This hybrid between a pumpkin and squash is a nutritional powerhouse that's high in vitamins A and C and potassium. Its beautiful reddish-orange interior means calabaza also contains lutein, beta-carotene, lycopene and beta-cryptoxanthin, all of which act as antioxidants in the body.

Calabaza has half the starch of potatoes and only 35 calories per cup. Potatoes need a lot of butter to enjoy, but this is not true of calabaza. It's a great-tasting menu choice for healthy-minded cooks.


Brooks Tropicals grows a calabaza variety that has a round oblong shape for easy cutting. Select a calabaza that feels heavy for its size and has the stem firmly attached.

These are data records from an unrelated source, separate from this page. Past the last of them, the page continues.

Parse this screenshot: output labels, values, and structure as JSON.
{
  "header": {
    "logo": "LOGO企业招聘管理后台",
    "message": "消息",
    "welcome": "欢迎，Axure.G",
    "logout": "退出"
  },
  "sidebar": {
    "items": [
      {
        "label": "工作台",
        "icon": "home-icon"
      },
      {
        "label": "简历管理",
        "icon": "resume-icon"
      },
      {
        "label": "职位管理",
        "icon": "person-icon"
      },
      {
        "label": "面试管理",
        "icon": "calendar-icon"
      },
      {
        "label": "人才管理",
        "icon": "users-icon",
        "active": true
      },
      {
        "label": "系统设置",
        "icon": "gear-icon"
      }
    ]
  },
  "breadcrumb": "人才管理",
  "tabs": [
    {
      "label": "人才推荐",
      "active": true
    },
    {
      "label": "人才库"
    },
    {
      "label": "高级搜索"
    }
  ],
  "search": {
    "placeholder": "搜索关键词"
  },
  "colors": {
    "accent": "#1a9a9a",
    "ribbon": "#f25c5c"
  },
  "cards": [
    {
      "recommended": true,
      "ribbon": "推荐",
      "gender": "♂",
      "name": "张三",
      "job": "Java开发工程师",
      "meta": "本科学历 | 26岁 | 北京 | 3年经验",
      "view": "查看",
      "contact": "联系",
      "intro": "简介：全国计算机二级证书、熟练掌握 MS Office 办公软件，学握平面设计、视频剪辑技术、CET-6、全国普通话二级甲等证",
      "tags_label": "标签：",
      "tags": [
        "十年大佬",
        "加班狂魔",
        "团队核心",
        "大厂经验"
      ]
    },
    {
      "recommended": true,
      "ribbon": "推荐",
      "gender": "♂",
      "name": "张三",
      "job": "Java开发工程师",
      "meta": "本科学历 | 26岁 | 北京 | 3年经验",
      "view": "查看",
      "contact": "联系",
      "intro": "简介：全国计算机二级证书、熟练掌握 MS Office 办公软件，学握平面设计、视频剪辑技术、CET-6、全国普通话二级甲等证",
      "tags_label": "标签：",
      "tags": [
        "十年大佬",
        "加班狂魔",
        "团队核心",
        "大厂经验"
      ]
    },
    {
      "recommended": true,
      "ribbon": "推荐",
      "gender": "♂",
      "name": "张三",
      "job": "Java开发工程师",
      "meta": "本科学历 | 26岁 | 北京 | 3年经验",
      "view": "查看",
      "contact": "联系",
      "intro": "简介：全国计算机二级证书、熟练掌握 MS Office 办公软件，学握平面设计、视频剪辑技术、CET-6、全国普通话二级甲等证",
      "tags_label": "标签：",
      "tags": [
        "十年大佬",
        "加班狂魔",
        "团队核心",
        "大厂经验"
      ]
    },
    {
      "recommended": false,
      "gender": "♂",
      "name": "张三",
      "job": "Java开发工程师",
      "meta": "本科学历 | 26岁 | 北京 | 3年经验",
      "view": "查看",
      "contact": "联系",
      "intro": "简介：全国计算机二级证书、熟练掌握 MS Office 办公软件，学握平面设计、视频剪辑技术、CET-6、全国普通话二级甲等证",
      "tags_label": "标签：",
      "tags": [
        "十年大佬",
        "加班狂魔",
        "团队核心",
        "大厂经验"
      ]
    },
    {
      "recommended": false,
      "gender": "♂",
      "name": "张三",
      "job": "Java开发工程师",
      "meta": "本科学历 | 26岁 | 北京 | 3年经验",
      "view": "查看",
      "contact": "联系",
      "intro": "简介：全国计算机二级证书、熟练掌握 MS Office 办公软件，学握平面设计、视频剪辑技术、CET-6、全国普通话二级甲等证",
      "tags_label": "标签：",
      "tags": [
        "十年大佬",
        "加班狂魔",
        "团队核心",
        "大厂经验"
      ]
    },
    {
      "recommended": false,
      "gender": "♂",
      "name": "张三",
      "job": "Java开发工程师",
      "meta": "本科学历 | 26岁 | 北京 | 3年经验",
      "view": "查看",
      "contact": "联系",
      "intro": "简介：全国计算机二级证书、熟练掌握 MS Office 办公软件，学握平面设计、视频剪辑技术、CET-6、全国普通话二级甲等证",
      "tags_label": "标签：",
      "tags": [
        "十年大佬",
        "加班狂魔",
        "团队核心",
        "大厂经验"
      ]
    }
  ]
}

You may find them in your grocery store whole or cut into wedges.


Keep calabaza in a cool dry area before slicing open. Once open, store in airtight containers or bags in the refrigerator for up to 10 days. Calabaza can be frozen up to a year.


How to cut open and bake

Preheat the oven

Preheat the oven to 350°F

Wash the calabaza

Wash the calabaza; remove the Brooks Tropicals label. Many suggest peeling the calabaza at this point. You'll find it unpeels much easily after baking.

Use the edge to make the first cut into the calabaza

Using a serrated knife, use the edge to make the first cut into the calabaza. Use one of the indentations of the calabaza to steady the knife's edge.

Cut around the circumference of the calabaza

Then, using a thicker-bladed knife, complete the process of cutting around the circumference of the calabaza. Steady the calabaza with a bowl or colander. Avoid cutting through the stem.

Cut out flesh under top and bottom stems

The flesh under the top and bottom stems won't bake as readily as the rest of the calabaza. Unless pureeing the calabaza, you may want to cut those small sections out.

Cut around the strings and the flesh

With the calabaza cut in half, use a knife to cut around the strings and the flesh. Then use a spoon to scoop out the seed cavity.

Slice straight down

Place the cut side of the calabaza down on the cutting board. Slice straight down (not into wedges) to create 2" slices.

Remove any strings or seeds

Using a vegetable peeler, remove any additional strings or seeds from the inside of the slices.

Arrange calabaza slices in one layer

Spray a rimmed cookie sheet with nonstick cooking spray. Arrange calabaza slices in one layer. Spray calabaza pieces with cooking spray.

Bake for 20 minutes and turn the pieces.

Bake for 20 minutes. Turn the calabaza pieces and spray with cooking spray. Bake an additional 20 minutes. A roasting pan with wire rack is a great way to cool the calabaza pieces.

Remove from the oven; let cool. The calabaza skin can now be easily peeled with a vegetable peeler, spoon or knife.

The calabaza is ready for chopping or puréeing, as desired.

Store unused calabaza in airtight containers in the refrigerator for up to 10 days, and up to a year if frozen.